▶ _Action item_: Exactly as written, output each of the entries below.

▶ _Information provided_:
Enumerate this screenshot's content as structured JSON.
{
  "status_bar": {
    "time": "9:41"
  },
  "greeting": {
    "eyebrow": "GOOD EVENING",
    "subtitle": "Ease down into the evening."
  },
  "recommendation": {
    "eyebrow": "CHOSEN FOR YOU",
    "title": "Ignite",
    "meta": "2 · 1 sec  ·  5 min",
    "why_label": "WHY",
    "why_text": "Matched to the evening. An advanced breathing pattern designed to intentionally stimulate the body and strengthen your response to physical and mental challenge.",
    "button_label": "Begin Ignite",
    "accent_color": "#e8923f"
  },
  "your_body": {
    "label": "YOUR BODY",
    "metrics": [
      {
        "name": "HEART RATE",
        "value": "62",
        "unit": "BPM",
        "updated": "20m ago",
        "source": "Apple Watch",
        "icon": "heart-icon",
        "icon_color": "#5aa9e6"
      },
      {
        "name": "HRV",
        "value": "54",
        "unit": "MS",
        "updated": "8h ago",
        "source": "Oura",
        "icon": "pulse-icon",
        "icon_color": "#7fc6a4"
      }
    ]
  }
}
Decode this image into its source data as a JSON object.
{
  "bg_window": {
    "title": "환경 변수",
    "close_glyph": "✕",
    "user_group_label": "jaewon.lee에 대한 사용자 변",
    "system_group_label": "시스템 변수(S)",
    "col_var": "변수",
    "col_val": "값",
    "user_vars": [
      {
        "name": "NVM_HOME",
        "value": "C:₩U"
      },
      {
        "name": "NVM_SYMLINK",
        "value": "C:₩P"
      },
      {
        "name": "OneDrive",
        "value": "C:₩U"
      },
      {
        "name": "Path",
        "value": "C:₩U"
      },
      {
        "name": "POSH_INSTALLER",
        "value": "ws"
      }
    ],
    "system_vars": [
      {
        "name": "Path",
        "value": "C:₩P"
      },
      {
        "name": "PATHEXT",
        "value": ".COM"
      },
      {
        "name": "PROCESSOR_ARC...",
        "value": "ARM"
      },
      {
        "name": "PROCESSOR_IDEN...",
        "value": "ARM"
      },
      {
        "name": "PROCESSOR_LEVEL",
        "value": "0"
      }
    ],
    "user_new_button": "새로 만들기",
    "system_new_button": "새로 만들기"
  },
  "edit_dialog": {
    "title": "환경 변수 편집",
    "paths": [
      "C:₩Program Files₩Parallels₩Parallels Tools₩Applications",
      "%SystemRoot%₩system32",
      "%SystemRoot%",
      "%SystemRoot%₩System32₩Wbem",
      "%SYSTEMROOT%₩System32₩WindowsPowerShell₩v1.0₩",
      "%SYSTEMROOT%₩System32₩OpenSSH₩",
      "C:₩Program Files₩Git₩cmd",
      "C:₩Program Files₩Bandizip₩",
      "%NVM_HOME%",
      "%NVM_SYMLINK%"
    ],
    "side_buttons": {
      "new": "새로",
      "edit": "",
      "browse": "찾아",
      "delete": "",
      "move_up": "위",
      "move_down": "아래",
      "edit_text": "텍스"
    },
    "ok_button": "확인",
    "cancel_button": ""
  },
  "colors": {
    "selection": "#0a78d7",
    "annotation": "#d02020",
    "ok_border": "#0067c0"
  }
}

▶ _Output below_:
Enumerate this screenshot's content as structured JSON.
{
  "status_bar": {
    "time": "9:41"
  },
  "greeting": {
    "eyebrow": "GOOD EVENING",
    "subtitle": "Ease down into the evening."
  },
  "recommendation": {
    "eyebrow": "CHOSEN FOR YOU",
    "title": "Ignite",
    "meta": "2 · 1 sec  ·  5 min",
    "why_label": "WHY",
    "why_text": "Matched to the evening. An advanced breathing pattern designed to intentionally stimulate the body and strengthen your response to physical and mental challenge.",
    "button_label": "Begin Ignite",
    "accent_color": "#e8923f"
  },
  "your_body": {
    "label": "YOUR BODY",
    "metrics": [
      {
        "name": "HEART RATE",
        "value": "62",
        "unit": "BPM",
        "updated": "20m ago",
        "source": "Apple Watch",
        "icon": "heart-icon",
        "icon_color": "#5aa9e6"
      },
      {
        "name": "HRV",
        "value": "54",
        "unit": "MS",
        "updated": "8h ago",
        "source": "Oura",
        "icon": "pulse-icon",
        "icon_color": "#7fc6a4"
      }
    ]
  }
}
Decode this image into its source data as a JSON object.
{
  "bg_window": {
    "title": "환경 변수",
    "close_glyph": "✕",
    "user_group_label": "jaewon.lee에 대한 사용자 변",
    "system_group_label": "시스템 변수(S)",
    "col_var": "변수",
    "col_val": "값",
    "user_vars": [
      {
        "name": "NVM_HOME",
        "value": "C:₩U"
      },
      {
        "name": "NVM_SYMLINK",
        "value": "C:₩P"
      },
      {
        "name": "OneDrive",
        "value": "C:₩U"
      },
      {
        "name": "Path",
        "value": "C:₩U"
      },
      {
        "name": "POSH_INSTALLER",
        "value": "ws"
      }
    ],
    "system_vars": [
      {
        "name": "Path",
        "value": "C:₩P"
      },
      {
        "name": "PATHEXT",
        "value": ".COM"
      },
      {
        "name": "PROCESSOR_ARC...",
        "value": "ARM"
      },
      {
        "name": "PROCESSOR_IDEN...",
        "value": "ARM"
      },
      {
        "name": "PROCESSOR_LEVEL",
        "value": "0"
      }
    ],
    "user_new_button": "새로 만들기",
    "system_new_button": "새로 만들기"
  },
  "edit_dialog": {
    "title": "환경 변수 편집",
    "paths": [
      "C:₩Program Files₩Parallels₩Parallels Tools₩Applications",
      "%SystemRoot%₩system32",
      "%SystemRoot%",
      "%SystemRoot%₩System32₩Wbem",
      "%SYSTEMROOT%₩System32₩WindowsPowerShell₩v1.0₩",
      "%SYSTEMROOT%₩System32₩OpenSSH₩",
      "C:₩Program Files₩Git₩cmd",
      "C:₩Program Files₩Bandizip₩",
      "%NVM_HOME%",
      "%NVM_SYMLINK%"
    ],
    "side_buttons": {
      "new": "새로",
      "edit": "",
      "browse": "찾아",
      "delete": "",
      "move_up": "위",
      "move_down": "아래",
      "edit_text": "텍스"
    },
    "ok_button": "확인",
    "cancel_button": ""
  },
  "colors": {
    "selection": "#0a78d7",
    "annotation": "#d02020",
    "ok_border": "#0067c0"
  }
}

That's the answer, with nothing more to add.